It should be based on what’s best for reproductive rights and justice moving forward. And I still come to the conclusion that the new leader should be a Black woman, because of the unique relationship between the organization and Black women.
Planned Parenthood’s population base is primarily Black and brown women. As Ross notes, Planned Parenthood’s “financial structure depends on the low-income black and brown women who rely on its services in communities with the greatest needs.” Given the relentless attacks on Black women by both anti-choice activists and politicians, with nonsensical accusations of Planned Parenthood perpetrating a genocide against their own people, Black women bear the brunt of the racist rhetoric.
So it’s important that the organization be run by someone uniquely and specifically positioned to rebut such rhetoric, as it was under former president Faye Wattleton. And it would be a good-faith showing that Planned Parenthood understands that Black women’s issues when it comes to reproductive rights and justice are different than that of white women.

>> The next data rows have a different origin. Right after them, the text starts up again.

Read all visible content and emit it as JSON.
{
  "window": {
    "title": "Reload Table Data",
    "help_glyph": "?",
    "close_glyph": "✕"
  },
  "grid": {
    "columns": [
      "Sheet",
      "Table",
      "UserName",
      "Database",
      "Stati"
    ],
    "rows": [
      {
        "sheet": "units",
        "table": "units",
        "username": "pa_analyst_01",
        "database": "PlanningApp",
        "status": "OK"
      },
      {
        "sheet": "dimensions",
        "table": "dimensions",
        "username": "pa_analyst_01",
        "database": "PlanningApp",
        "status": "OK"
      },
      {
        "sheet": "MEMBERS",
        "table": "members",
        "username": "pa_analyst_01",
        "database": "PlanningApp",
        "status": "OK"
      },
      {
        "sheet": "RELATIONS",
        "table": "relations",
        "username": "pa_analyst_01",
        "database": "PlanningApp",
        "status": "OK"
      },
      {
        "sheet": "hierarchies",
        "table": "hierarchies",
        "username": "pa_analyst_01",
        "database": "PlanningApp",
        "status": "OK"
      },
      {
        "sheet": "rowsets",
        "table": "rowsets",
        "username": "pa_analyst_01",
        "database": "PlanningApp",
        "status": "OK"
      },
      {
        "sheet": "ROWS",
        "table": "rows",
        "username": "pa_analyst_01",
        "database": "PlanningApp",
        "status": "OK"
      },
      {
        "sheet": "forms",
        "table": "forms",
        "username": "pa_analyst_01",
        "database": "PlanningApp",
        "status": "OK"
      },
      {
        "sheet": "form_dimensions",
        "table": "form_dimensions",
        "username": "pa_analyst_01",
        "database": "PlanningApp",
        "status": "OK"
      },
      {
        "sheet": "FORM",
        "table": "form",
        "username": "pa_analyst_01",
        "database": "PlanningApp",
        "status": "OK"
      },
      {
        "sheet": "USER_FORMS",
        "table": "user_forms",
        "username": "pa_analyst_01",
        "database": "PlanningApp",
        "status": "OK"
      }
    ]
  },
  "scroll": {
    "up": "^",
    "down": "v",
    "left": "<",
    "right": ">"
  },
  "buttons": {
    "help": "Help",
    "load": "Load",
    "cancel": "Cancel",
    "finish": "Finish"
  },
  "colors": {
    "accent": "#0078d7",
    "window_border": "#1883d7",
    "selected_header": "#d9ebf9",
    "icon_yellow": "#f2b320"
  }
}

Dr. Avis Jones-DeWeever, founder of the Exceptional Leadership Institute for Women, agrees. In 2013, she was tasked with the responsibility of helping Planned Parenthood increase its engagement with the Black community. (Full Disclosure: In 2013, I spoke with Jones-DeWeever about Planned Parenthood’s engagement with the Black community.)
“They brought me on to help them understand better how to be more authentic and connect with Black women, and to be more respectful and understanding of the specific situations that Black women face when it comes to issues of reproductive justice and reproductive rights that are different from a white woman’s perspective on the very same issues,” Jones-DeWeever told me in an interview.
“They have been better at acknowledging the specific role that Black women play in a lot of the work that they do … in terms of the impact of our voting power,” she added. (In 2014, I wrote an article criticizing Planned Parenthood for relying on the same old voter outreach tactics that don’t give Black women the credit they’re due when it comes to delivering reproductive rights victories.)
Jones-DeWeever says Planned Parenthood has made strides in that regard. “They’re not as quick to write off election victories as attributable to some amorphous woman, which is often interpreted as white women,” she said.
There’s still room for improvement, of course. For example, when it comes to the organization’s founder, Margaret Sanger, Planned Parenthood still hasn’t quite figured out a way to reckon with her complicated views. As Loretta Ross noted in her article, “PPFA has never found a realistic and compassionate way to talk about Sanger’s complicated activism.”
“The organization has variously denied her racism, distanced itself from Sanger or kept a fearful silence about the entire controversy, not wanting to provide bullets for opponents’ guns,” Ross said.
Jones-DeWeever shares the sentiment. “Planned Parenthood has had a hard time getting their arms around how to rebut the relentless attacks on Margaret Sanger,” she says. She also notes the resurgence of Black genocide claims, which she calls “the ridiculous argument that just won’t die.”
She also notes that Black women have the most to lose from the continuous war on the organization. “When you look at the women who are disproportionately part of Planned Parenthood’s patient population as well as the patient population that are particularly under attack in states that have mounted a huge assault against Planned Parenthood,” Jones-DeWeever pointed out, “it’s Black women who have the most at stake.”
“With all of that, it just makes sense to me that a Black woman lead Planned Parenthood,” Jones-DeWeever added.
It makes sense to me too.
UPDATE: This article has been updated to note that Faye Wattleton served as president of PPFA from 1978 to 1992.